Work to organize LGBT constituencies, by creating networks to link the grassroots organizations that are already doing astonishingly creative and productive work. Existing queer-of-color organizations, and those involved with poverty issues, are models for expansion and networking. Groups in New York City, including Queers for Economic Justice, The Audre Lorde Project, the Sylvia Rivera Law Project, and FIERCE, are expanding their communications and connections. The more these connections expand nationally and transnationally, through newly established networks, and via the Occupy movement and the World or US Social Forum and other sites, the more effective queer progressive voices can be. We need sites to circulate new ideas and to plan actions.
Underwrite research into and analysis of the needs and dreams of the LGBT/queer population, not only within the United States but also across borders. LGBT movement leaders and organizations have too often collaborated in some of the mistakes of the nonprofit world in general—emphasizing the practical skills needed to forward an already set agenda, while deploying an anti-intellectual discourse, denigrating the analytic and imaginative labor required to create and transform one. Right now, we need all of our sharp minds in full gear analyzing abstract concepts and vocabularies as they come at us, as well as our practical strategic and tactical sense. We need as much knowledge as we can collect, and we need to understand everything that’s being said and done in our name. Some data on the LGB population of California, collected and analyzed by Gary J. Gates and Christopher Ramos of the Williams Institute at UCLA (2008), is highly instructive. The researchers creatively combined results from the 2005/2006 American Community Survey compiled by the US Census Bureau with data from the 2003 and 2005 California Health Survey to create a very useful and illuminating picture of the LGB demographic in California (they had no existing data on the transgender or intersex population). Though the data is interpreted to support the campaign for marriage equality, the numbers actually show that the majority of LGB individuals in California are not coupled, and that white and highly educated gay men and lesbians are the most likely to be partnered. If we take their data at face value, and derive a set of truly democratic policy priorities from them, we would come up with a very different vision for LGB and transgender, intersex, and other queer action—child care, health care, progressive immigration reform, more egalitarian and democratic employment practices, affordable housing, and social support provisions, for instance, would come out ranked highly. Creating and proposing forms of relationship and household recognition designed for diverse living arrangements (including nonconjugal households) might replace “marriage only” as a policy priority. Thinking of alternatives to neoliberal capitalist economic organization might even come up quite clearly on our to-do list.

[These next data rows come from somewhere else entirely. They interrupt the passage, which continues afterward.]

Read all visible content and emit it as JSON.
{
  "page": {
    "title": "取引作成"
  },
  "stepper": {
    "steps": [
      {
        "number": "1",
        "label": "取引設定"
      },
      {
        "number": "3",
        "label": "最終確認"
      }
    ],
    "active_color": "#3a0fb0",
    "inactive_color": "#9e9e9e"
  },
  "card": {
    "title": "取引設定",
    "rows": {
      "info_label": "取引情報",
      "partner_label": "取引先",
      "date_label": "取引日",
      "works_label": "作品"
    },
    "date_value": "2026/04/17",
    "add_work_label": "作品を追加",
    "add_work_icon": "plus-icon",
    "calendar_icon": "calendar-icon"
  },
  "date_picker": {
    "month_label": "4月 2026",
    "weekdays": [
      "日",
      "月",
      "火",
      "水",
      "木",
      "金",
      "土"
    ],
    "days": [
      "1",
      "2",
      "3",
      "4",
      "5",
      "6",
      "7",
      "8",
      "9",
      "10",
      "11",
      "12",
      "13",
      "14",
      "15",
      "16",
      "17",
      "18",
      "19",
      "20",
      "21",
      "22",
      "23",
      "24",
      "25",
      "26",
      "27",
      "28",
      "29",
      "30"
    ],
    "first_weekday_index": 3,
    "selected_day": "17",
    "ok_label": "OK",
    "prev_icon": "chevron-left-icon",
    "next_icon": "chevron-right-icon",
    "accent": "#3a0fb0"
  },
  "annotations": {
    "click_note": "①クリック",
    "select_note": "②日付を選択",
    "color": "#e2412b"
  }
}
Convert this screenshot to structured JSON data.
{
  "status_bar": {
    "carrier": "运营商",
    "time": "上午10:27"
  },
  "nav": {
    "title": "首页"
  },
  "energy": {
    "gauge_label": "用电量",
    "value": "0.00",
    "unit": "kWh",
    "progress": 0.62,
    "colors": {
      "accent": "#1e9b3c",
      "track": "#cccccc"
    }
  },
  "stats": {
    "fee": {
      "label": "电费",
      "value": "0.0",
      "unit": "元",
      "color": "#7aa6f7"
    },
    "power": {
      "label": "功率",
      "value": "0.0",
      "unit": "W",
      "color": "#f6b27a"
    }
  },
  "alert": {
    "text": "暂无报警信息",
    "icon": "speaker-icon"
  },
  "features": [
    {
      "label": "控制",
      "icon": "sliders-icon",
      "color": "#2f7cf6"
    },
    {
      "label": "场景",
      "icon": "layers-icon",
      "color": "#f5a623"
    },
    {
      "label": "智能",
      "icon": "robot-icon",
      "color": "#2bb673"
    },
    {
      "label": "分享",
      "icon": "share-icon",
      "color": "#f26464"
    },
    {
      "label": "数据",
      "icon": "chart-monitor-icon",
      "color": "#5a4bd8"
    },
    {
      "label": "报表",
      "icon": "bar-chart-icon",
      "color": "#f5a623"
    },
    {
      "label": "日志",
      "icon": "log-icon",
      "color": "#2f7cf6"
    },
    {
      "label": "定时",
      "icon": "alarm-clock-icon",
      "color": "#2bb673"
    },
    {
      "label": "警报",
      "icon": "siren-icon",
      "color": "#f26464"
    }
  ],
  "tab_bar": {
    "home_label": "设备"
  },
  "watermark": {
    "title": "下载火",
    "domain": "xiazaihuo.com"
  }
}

Continue to generate and press forward with a friendly critique of the agenda of the mainstream LGBT organizations. The emphasis on the 3M’s—inclusion in the major neoliberal institutions of marriage, the military, and the market—reflects the priorities of a neoliberal era. During the 1990s, this agenda developed in direct relation to the rhetorical requirements of recognition in an economically conservative era. After neoliberalism, we need to emphasize transforming these institutions in ways that meet the needs of more of us, rather than simply plead or settle for inclusion in the status quo.
Our time is now. Let’s not waste it.